─── PROVIDED RECORDS
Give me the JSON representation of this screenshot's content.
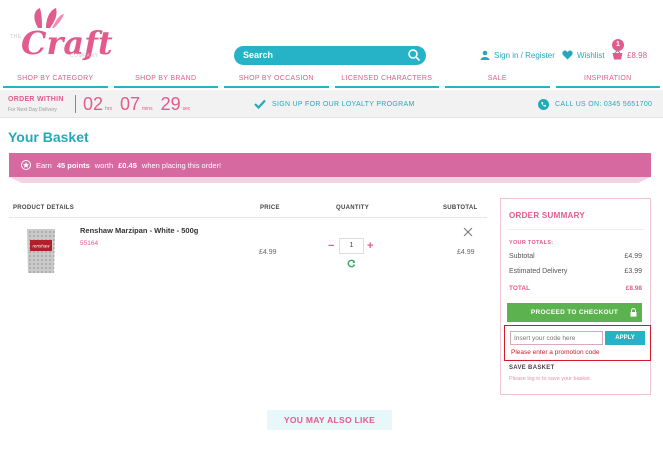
{
  "header": {
    "logo": {
      "the": "THE",
      "word": "Craft",
      "company": "COMPANY"
    },
    "search": {
      "placeholder": "Search"
    },
    "signin_label": "Sign in / Register",
    "wishlist_label": "Wishlist",
    "cart_total": "£8.98",
    "cart_count": "1"
  },
  "nav": {
    "items": [
      {
        "label": "SHOP BY CATEGORY"
      },
      {
        "label": "SHOP BY BRAND"
      },
      {
        "label": "SHOP BY OCCASION"
      },
      {
        "label": "LICENSED CHARACTERS"
      },
      {
        "label": "SALE"
      },
      {
        "label": "INSPIRATION"
      }
    ]
  },
  "promo_bar": {
    "order_within": "ORDER WITHIN",
    "order_within_sub": "For Next Day Delivery",
    "timer": {
      "hours": "02",
      "hours_unit": "hrs",
      "mins": "07",
      "mins_unit": "mins",
      "secs": "29",
      "secs_unit": "sec"
    },
    "loyalty": "SIGN UP FOR OUR LOYALTY PROGRAM",
    "call_us": "CALL US ON: 0345 5651700"
  },
  "page": {
    "title": "Your Basket",
    "points_pre": "Earn",
    "points_bold1": "45 points",
    "points_mid": "worth",
    "points_bold2": "£0.45",
    "points_post": "when placing this order!"
  },
  "basket": {
    "columns": {
      "product": "PRODUCT DETAILS",
      "price": "PRICE",
      "quantity": "QUANTITY",
      "subtotal": "SUBTOTAL"
    },
    "items": [
      {
        "name": "Renshaw Marzipan - White - 500g",
        "code": "55164",
        "price": "£4.99",
        "quantity": "1",
        "subtotal": "£4.99",
        "image_label": "renshaw"
      }
    ]
  },
  "summary": {
    "title": "ORDER SUMMARY",
    "totals_label": "YOUR TOTALS:",
    "subtotal_label": "Subtotal",
    "subtotal_value": "£4.99",
    "delivery_label": "Estimated Delivery",
    "delivery_value": "£3.99",
    "total_label": "TOTAL",
    "total_value": "£8.98",
    "checkout_label": "PROCEED TO CHECKOUT",
    "promo_placeholder": "Insert your code here",
    "apply_label": "APPLY",
    "promo_error": "Please enter a promotion code",
    "save_basket": "SAVE BASKET",
    "save_hint": "Please log in to save your basket."
  },
  "also_like": "YOU MAY ALSO LIKE",
  "colors": {
    "pink": "#e25b8d",
    "teal": "#26b3c7",
    "green": "#5cb24e",
    "error": "#d11a2a"
  }
}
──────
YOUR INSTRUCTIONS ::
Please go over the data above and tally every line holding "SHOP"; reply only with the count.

EXPECTED ANSWER ::
3